Pomegranates form small ornamental trees or shrubs 6-10 feet tall with a spread of 3-5 feet. They are deciduous in our area and should be planted in a sunny exposure with shelter from a cold north wind. The plant is self-fertile.
Pomegranates offer color and diversity to any landscape: narrow leaves open bronze before turning bright green, and summer flowers are a showy orange-red. Leathery, globular 4-inch fruits with burnished red skin and pulp follow in the fall, usually beginning two-to-three years after planting.
Grown in an open area, pomegranates are generally trouble-free. Water deeply on a regular basis and use a general-purpose, slow release fertilizer in early spring and again 6-8 weeks later to encourage fruiting in the established plant.
Pruning should be done in late winter to encourage new growth on which the plant blooms each year. Select three or four main branches to form a framework and remove any crowded, crossing or diseased branches; also remove suckers as needed.
The best known fruiting pomegranate, “Wonderful”, is widely available and does well in East Texas. Its fall foliage is brilliant yellow and its fruits — crimson with good flavor –can be eater fresh or processed.
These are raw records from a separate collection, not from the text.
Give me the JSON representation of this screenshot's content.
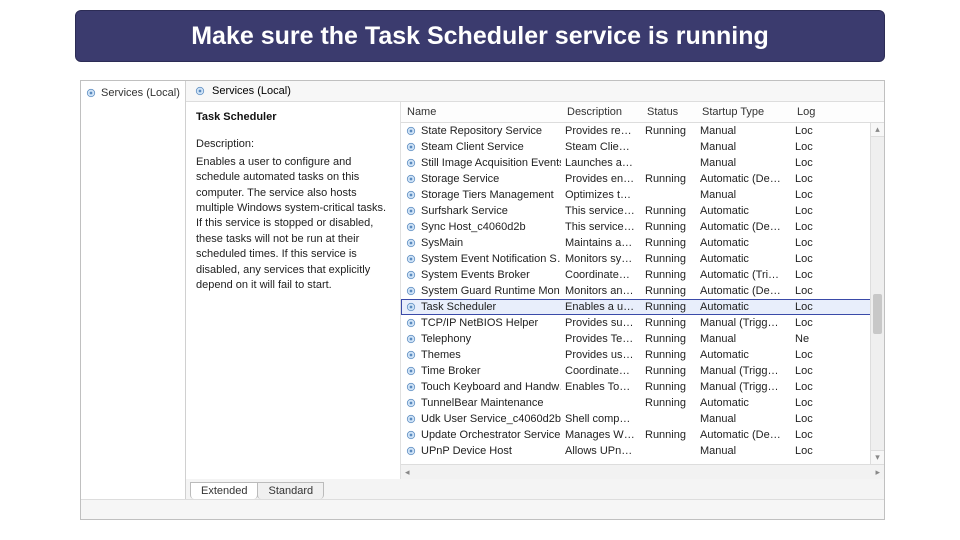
{
  "banner": "Make sure the Task Scheduler service is running",
  "tree": {
    "item": "Services (Local)"
  },
  "detail": {
    "header": "Services (Local)",
    "selectedService": "Task Scheduler",
    "descriptionLabel": "Description:",
    "description": "Enables a user to configure and schedule automated tasks on this computer. The service also hosts multiple Windows system-critical tasks. If this service is stopped or disabled, these tasks will not be run at their scheduled times. If this service is disabled, any services that explicitly depend on it will fail to start."
  },
  "columns": {
    "name": "Name",
    "description": "Description",
    "status": "Status",
    "startup": "Startup Type",
    "logon": "Log"
  },
  "tabs": {
    "extended": "Extended",
    "standard": "Standard"
  },
  "services": [
    {
      "name": "State Repository Service",
      "desc": "Provides req…",
      "status": "Running",
      "startup": "Manual",
      "log": "Loc"
    },
    {
      "name": "Steam Client Service",
      "desc": "Steam Client…",
      "status": "",
      "startup": "Manual",
      "log": "Loc"
    },
    {
      "name": "Still Image Acquisition Events",
      "desc": "Launches ap…",
      "status": "",
      "startup": "Manual",
      "log": "Loc"
    },
    {
      "name": "Storage Service",
      "desc": "Provides ena…",
      "status": "Running",
      "startup": "Automatic (De…",
      "log": "Loc"
    },
    {
      "name": "Storage Tiers Management",
      "desc": "Optimizes th…",
      "status": "",
      "startup": "Manual",
      "log": "Loc"
    },
    {
      "name": "Surfshark Service",
      "desc": "This service i…",
      "status": "Running",
      "startup": "Automatic",
      "log": "Loc"
    },
    {
      "name": "Sync Host_c4060d2b",
      "desc": "This service …",
      "status": "Running",
      "startup": "Automatic (De…",
      "log": "Loc"
    },
    {
      "name": "SysMain",
      "desc": "Maintains a…",
      "status": "Running",
      "startup": "Automatic",
      "log": "Loc"
    },
    {
      "name": "System Event Notification S…",
      "desc": "Monitors sy…",
      "status": "Running",
      "startup": "Automatic",
      "log": "Loc"
    },
    {
      "name": "System Events Broker",
      "desc": "Coordinates …",
      "status": "Running",
      "startup": "Automatic (Tri…",
      "log": "Loc"
    },
    {
      "name": "System Guard Runtime Mon…",
      "desc": "Monitors an…",
      "status": "Running",
      "startup": "Automatic (De…",
      "log": "Loc"
    },
    {
      "name": "Task Scheduler",
      "desc": "Enables a us…",
      "status": "Running",
      "startup": "Automatic",
      "log": "Loc",
      "selected": true
    },
    {
      "name": "TCP/IP NetBIOS Helper",
      "desc": "Provides sup…",
      "status": "Running",
      "startup": "Manual (Trigg…",
      "log": "Loc"
    },
    {
      "name": "Telephony",
      "desc": "Provides Tel…",
      "status": "Running",
      "startup": "Manual",
      "log": "Ne"
    },
    {
      "name": "Themes",
      "desc": "Provides use…",
      "status": "Running",
      "startup": "Automatic",
      "log": "Loc"
    },
    {
      "name": "Time Broker",
      "desc": "Coordinates …",
      "status": "Running",
      "startup": "Manual (Trigg…",
      "log": "Loc"
    },
    {
      "name": "Touch Keyboard and Handw…",
      "desc": "Enables Tou…",
      "status": "Running",
      "startup": "Manual (Trigg…",
      "log": "Loc"
    },
    {
      "name": "TunnelBear Maintenance",
      "desc": "",
      "status": "Running",
      "startup": "Automatic",
      "log": "Loc"
    },
    {
      "name": "Udk User Service_c4060d2b",
      "desc": "Shell compo…",
      "status": "",
      "startup": "Manual",
      "log": "Loc"
    },
    {
      "name": "Update Orchestrator Service",
      "desc": "Manages Wi…",
      "status": "Running",
      "startup": "Automatic (De…",
      "log": "Loc"
    },
    {
      "name": "UPnP Device Host",
      "desc": "Allows UPnP …",
      "status": "",
      "startup": "Manual",
      "log": "Loc"
    }
  ]
}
The seeds provide a colorful and tasty garnish to any salad.
Don Gustafson, former Smith County Master Gardener
Texas A&M AgriLife Extension Service